> [Data for analysis]:

***

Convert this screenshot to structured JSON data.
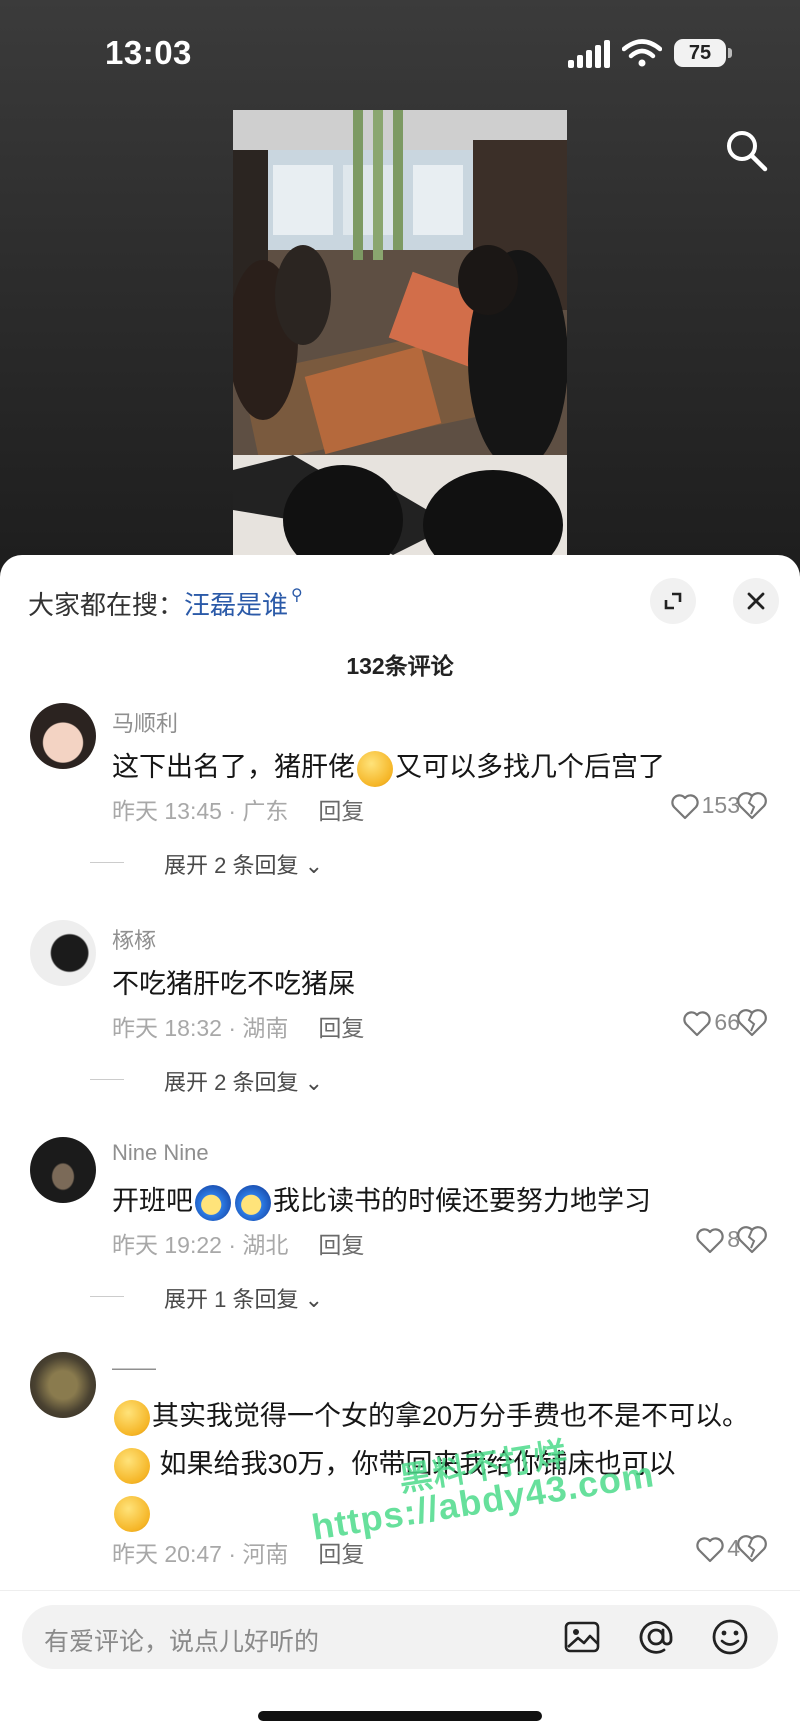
{
  "status_bar": {
    "time": "13:03",
    "battery": "75"
  },
  "hot_search": {
    "label": "大家都在搜：",
    "query": "汪磊是谁"
  },
  "comment_count": "132条评论",
  "comments": [
    {
      "username": "马顺利",
      "text_before_emoji": "这下出名了，猪肝佬",
      "text_after_emoji": "又可以多找几个后宫了",
      "time_location": "昨天 13:45 · 广东",
      "reply_label": "回复",
      "likes": "153",
      "more_replies": "展开 2 条回复"
    },
    {
      "username": "椓椓",
      "text": "不吃猪肝吃不吃猪屎",
      "time_location": "昨天 18:32 · 湖南",
      "reply_label": "回复",
      "likes": "66",
      "more_replies": "展开 2 条回复"
    },
    {
      "username": "Nine Nine",
      "text_before_emoji": "开班吧",
      "text_after_emoji": "我比读书的时候还要努力地学习",
      "time_location": "昨天 19:22 · 湖北",
      "reply_label": "回复",
      "likes": "8",
      "more_replies": "展开 1 条回复"
    },
    {
      "username": "——",
      "text_part1": "其实我觉得一个女的拿20万分手费也不是不可以。",
      "text_part2": "如果给我30万，你带回来我给你铺床也可以",
      "time_location": "昨天 20:47 · 河南",
      "reply_label": "回复",
      "likes": "4"
    }
  ],
  "input": {
    "placeholder": "有爱评论，说点儿好听的"
  },
  "watermark": {
    "line1": "黑料不打烊",
    "line2": "https://abdy43.com"
  },
  "icons": [
    "search-icon",
    "expand-icon",
    "close-icon",
    "heart-icon",
    "broken-heart-icon",
    "image-icon",
    "at-icon",
    "smiley-icon"
  ],
  "colors": {
    "link_blue": "#2b5aa8",
    "watermark_green": "#4ddb8b"
  }
}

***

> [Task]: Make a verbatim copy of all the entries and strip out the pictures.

> [Output of the exercise]:
Convert this screenshot to structured JSON data.
{
  "status_bar": {
    "time": "13:03",
    "battery": "75"
  },
  "hot_search": {
    "label": "大家都在搜：",
    "query": "汪磊是谁"
  },
  "comment_count": "132条评论",
  "comments": [
    {
      "username": "马顺利",
      "text_before_emoji": "这下出名了，猪肝佬",
      "text_after_emoji": "又可以多找几个后宫了",
      "time_location": "昨天 13:45 · 广东",
      "reply_label": "回复",
      "likes": "153",
      "more_replies": "展开 2 条回复"
    },
    {
      "username": "椓椓",
      "text": "不吃猪肝吃不吃猪屎",
      "time_location": "昨天 18:32 · 湖南",
      "reply_label": "回复",
      "likes": "66",
      "more_replies": "展开 2 条回复"
    },
    {
      "username": "Nine Nine",
      "text_before_emoji": "开班吧",
      "text_after_emoji": "我比读书的时候还要努力地学习",
      "time_location": "昨天 19:22 · 湖北",
      "reply_label": "回复",
      "likes": "8",
      "more_replies": "展开 1 条回复"
    },
    {
      "username": "——",
      "text_part1": "其实我觉得一个女的拿20万分手费也不是不可以。",
      "text_part2": "如果给我30万，你带回来我给你铺床也可以",
      "time_location": "昨天 20:47 · 河南",
      "reply_label": "回复",
      "likes": "4"
    }
  ],
  "input": {
    "placeholder": "有爱评论，说点儿好听的"
  },
  "watermark": {
    "line1": "黑料不打烊",
    "line2": "https://abdy43.com"
  },
  "icons": [
    "search-icon",
    "expand-icon",
    "close-icon",
    "heart-icon",
    "broken-heart-icon",
    "image-icon",
    "at-icon",
    "smiley-icon"
  ],
  "colors": {
    "link_blue": "#2b5aa8",
    "watermark_green": "#4ddb8b"
  }
}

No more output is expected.